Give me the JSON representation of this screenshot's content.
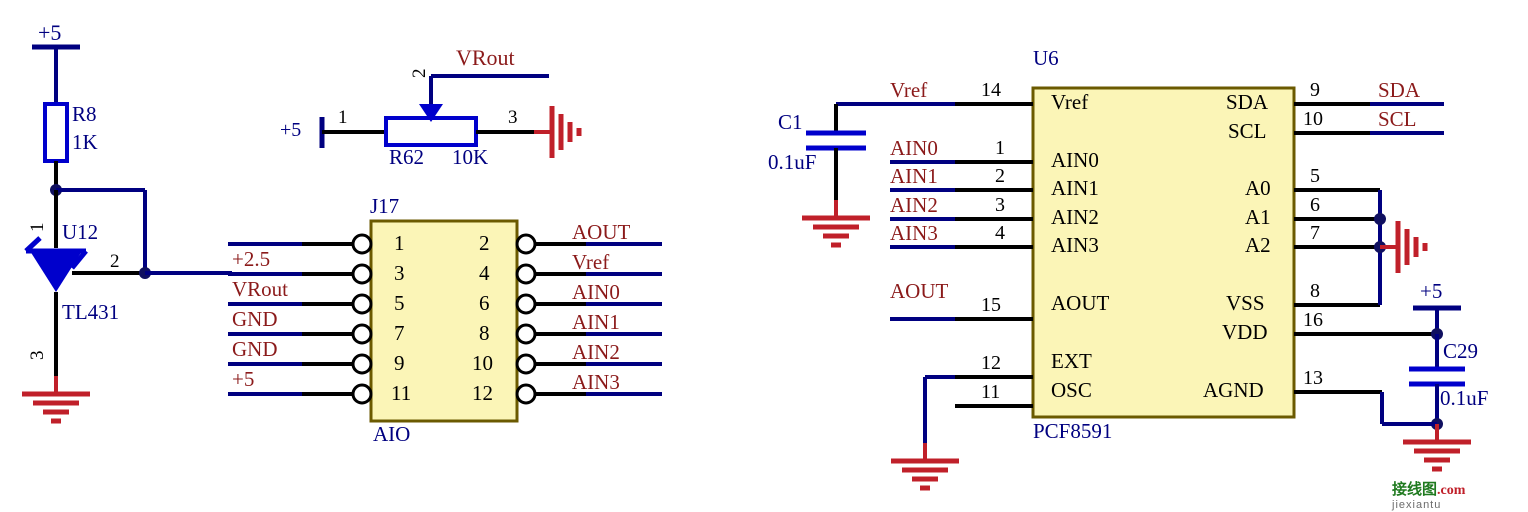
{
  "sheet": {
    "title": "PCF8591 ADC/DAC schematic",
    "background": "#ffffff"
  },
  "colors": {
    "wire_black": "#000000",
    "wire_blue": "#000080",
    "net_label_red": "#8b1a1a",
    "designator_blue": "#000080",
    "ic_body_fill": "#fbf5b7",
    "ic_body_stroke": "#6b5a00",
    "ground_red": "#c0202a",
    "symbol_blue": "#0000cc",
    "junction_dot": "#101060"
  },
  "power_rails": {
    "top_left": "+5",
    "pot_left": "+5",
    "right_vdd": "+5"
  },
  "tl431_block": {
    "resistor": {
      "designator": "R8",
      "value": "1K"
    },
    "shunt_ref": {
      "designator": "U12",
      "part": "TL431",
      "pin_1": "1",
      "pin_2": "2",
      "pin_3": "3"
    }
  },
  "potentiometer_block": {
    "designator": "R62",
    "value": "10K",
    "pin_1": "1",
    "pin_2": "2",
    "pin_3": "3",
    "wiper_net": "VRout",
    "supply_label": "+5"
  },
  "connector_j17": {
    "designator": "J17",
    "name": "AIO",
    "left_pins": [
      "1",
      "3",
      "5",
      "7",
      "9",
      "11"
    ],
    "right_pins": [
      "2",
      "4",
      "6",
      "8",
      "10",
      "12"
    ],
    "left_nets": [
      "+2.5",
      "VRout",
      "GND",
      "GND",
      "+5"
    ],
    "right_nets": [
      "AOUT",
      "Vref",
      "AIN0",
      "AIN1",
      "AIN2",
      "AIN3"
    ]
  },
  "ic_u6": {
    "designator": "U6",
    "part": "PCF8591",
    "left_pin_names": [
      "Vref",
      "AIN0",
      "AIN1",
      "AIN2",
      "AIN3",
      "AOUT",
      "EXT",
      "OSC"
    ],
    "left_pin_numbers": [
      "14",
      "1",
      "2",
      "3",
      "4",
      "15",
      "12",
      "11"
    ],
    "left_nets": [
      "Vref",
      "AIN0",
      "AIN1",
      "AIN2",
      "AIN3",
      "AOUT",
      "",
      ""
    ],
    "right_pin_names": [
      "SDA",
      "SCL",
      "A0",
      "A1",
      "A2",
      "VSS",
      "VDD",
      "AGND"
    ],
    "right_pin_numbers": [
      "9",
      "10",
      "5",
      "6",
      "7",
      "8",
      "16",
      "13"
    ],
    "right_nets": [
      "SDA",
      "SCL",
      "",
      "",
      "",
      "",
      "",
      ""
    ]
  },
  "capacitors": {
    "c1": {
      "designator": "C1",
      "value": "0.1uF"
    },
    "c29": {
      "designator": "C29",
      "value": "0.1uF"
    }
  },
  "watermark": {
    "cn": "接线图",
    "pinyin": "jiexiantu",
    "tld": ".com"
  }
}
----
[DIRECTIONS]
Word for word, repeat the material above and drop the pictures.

[EXERCISE RESULT]
Give me the JSON representation of this screenshot's content.
{
  "sheet": {
    "title": "PCF8591 ADC/DAC schematic",
    "background": "#ffffff"
  },
  "colors": {
    "wire_black": "#000000",
    "wire_blue": "#000080",
    "net_label_red": "#8b1a1a",
    "designator_blue": "#000080",
    "ic_body_fill": "#fbf5b7",
    "ic_body_stroke": "#6b5a00",
    "ground_red": "#c0202a",
    "symbol_blue": "#0000cc",
    "junction_dot": "#101060"
  },
  "power_rails": {
    "top_left": "+5",
    "pot_left": "+5",
    "right_vdd": "+5"
  },
  "tl431_block": {
    "resistor": {
      "designator": "R8",
      "value": "1K"
    },
    "shunt_ref": {
      "designator": "U12",
      "part": "TL431",
      "pin_1": "1",
      "pin_2": "2",
      "pin_3": "3"
    }
  },
  "potentiometer_block": {
    "designator": "R62",
    "value": "10K",
    "pin_1": "1",
    "pin_2": "2",
    "pin_3": "3",
    "wiper_net": "VRout",
    "supply_label": "+5"
  },
  "connector_j17": {
    "designator": "J17",
    "name": "AIO",
    "left_pins": [
      "1",
      "3",
      "5",
      "7",
      "9",
      "11"
    ],
    "right_pins": [
      "2",
      "4",
      "6",
      "8",
      "10",
      "12"
    ],
    "left_nets": [
      "+2.5",
      "VRout",
      "GND",
      "GND",
      "+5"
    ],
    "right_nets": [
      "AOUT",
      "Vref",
      "AIN0",
      "AIN1",
      "AIN2",
      "AIN3"
    ]
  },
  "ic_u6": {
    "designator": "U6",
    "part": "PCF8591",
    "left_pin_names": [
      "Vref",
      "AIN0",
      "AIN1",
      "AIN2",
      "AIN3",
      "AOUT",
      "EXT",
      "OSC"
    ],
    "left_pin_numbers": [
      "14",
      "1",
      "2",
      "3",
      "4",
      "15",
      "12",
      "11"
    ],
    "left_nets": [
      "Vref",
      "AIN0",
      "AIN1",
      "AIN2",
      "AIN3",
      "AOUT",
      "",
      ""
    ],
    "right_pin_names": [
      "SDA",
      "SCL",
      "A0",
      "A1",
      "A2",
      "VSS",
      "VDD",
      "AGND"
    ],
    "right_pin_numbers": [
      "9",
      "10",
      "5",
      "6",
      "7",
      "8",
      "16",
      "13"
    ],
    "right_nets": [
      "SDA",
      "SCL",
      "",
      "",
      "",
      "",
      "",
      ""
    ]
  },
  "capacitors": {
    "c1": {
      "designator": "C1",
      "value": "0.1uF"
    },
    "c29": {
      "designator": "C29",
      "value": "0.1uF"
    }
  },
  "watermark": {
    "cn": "接线图",
    "pinyin": "jiexiantu",
    "tld": ".com"
  }
}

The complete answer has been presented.